Love it. If you enjoyed this as much as I did, show off your appreciation and share today’s show with a friend who also appreciates good ideas pick up a copy of building corporate soul powering culture and success with the soul system. And join Ralph in his mission to get rid of soulless companies and make them a thing of the past. Thanks again, Ralph. Thank you. And until next time, keep fighting the good fight. We’re all in this together.

Transcribed by

Thanks, as always for listening! If you got some value and enjoyed the show, please leave us a review wherever you listen and we’d be grateful if you’d subscribe as well.

You can learn more about us at LifeBlood.Live, Twitter, LinkedIn, Instagram, Pinterest, YouTube and Facebook.

Our Manifesto

We’re here to help others get better so they can live freely without regret
Believing we’ve each got one life, it’s better to live it well and the time to start is now If you’re someone who believes change begins with you, you’re one of us We’re working to inspire action, enable completion, knowing that, as Thoreau so perfectly put it “There are a thousand hacking at the branches of evil to one who is striking at the root.” Let us help you invest in yourself and bring it all together.

Feed your life-long learner by enrolling in one of our courses.

Invest in yourself and bring it all together by working with one of our coaches.

If you’d like to be a guest on the show, or you’d like to become a Certified LifeBlood Coach or Course provider, contact us at Contact@LifeBlood.Live.

Please note- The Money Savage podcast is now the LifeBlood Podcast. Curious why? Check out this episode and read this blog post!

We have numerous formats to welcome a diverse range of potential guests!

  • Be Well- for guests focused on overall wellness
  • Book Club-for authors
  • Brand-for guests focused on marketing
  • Complete-for guests focused on spirituality
  • Compete-for competitors, sports, gaming, betting, fantasy football
  • Create-for entrepreneurs
  • DeFi-for guests focused on crypto, blockchain and other emerging technologies
  • Engage-for guests focused on personal development/success and leadership
  • Express-for journalists/writers/bloggers
  • General-for guests focused on finance/money topics
  • Lifestyle-for guests focused on improving lifestyle
  • Maximize-for guests focused on the workplace
  • Numbers-for accounting and tax professionals
  • Nurture-for guests focused on parenting
  • REI-for guests focused on real estate

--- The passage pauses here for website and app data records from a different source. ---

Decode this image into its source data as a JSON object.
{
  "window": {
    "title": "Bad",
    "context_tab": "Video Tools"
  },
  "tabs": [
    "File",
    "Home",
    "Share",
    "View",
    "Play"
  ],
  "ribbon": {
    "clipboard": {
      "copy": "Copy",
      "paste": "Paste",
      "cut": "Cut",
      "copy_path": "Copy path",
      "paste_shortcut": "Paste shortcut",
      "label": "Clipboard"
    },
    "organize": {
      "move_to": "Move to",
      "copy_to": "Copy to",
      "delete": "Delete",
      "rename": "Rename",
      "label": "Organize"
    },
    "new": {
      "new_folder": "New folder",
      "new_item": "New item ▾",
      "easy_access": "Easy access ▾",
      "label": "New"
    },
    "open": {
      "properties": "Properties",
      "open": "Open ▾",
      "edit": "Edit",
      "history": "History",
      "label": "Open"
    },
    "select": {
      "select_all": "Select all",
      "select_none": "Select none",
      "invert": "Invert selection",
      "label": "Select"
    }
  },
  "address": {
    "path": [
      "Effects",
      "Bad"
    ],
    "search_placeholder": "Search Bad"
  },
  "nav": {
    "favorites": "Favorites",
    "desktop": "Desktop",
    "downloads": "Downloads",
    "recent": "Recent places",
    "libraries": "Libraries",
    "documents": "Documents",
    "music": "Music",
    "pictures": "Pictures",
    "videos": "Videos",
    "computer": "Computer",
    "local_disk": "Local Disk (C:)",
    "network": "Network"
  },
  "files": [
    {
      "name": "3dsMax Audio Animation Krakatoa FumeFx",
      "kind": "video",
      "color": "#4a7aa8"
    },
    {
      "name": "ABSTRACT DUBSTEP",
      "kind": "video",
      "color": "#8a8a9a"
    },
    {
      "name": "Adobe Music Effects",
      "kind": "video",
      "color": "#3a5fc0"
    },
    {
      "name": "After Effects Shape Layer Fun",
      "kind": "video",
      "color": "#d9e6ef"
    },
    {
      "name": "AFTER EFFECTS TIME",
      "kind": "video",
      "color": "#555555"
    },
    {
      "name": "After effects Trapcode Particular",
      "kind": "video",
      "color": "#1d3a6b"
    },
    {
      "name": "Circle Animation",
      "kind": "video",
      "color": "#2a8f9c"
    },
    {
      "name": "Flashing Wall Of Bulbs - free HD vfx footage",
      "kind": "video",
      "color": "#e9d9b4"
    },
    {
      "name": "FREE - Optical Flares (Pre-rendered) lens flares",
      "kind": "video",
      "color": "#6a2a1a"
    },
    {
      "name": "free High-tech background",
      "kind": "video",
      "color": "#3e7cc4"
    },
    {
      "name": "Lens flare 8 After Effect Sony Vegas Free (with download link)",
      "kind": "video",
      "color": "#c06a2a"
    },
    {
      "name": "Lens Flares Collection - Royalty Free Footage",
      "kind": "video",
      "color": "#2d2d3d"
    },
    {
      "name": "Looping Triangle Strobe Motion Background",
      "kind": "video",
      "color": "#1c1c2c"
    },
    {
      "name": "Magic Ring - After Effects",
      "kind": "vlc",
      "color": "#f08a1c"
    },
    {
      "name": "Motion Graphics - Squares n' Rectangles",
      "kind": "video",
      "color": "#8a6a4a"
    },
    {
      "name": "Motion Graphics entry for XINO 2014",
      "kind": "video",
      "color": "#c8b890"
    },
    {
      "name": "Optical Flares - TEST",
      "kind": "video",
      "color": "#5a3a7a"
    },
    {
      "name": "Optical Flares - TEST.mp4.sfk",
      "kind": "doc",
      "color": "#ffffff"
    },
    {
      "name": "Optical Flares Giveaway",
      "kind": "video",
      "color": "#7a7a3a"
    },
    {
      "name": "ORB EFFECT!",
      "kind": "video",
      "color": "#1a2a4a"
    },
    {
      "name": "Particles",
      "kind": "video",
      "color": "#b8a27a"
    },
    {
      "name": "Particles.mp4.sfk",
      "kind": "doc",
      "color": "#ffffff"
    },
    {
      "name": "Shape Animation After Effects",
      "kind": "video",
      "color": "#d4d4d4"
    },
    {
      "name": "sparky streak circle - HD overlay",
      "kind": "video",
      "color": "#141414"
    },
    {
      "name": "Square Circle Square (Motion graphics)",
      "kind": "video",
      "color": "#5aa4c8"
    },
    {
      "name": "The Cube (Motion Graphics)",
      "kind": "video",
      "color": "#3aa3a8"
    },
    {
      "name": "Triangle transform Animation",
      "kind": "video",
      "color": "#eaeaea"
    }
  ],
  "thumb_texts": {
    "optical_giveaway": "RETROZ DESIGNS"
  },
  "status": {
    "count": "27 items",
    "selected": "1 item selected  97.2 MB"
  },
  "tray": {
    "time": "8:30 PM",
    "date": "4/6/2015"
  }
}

Feed your Life-Long Learner

Get what you need to get where you want to go

Rate it
Previous post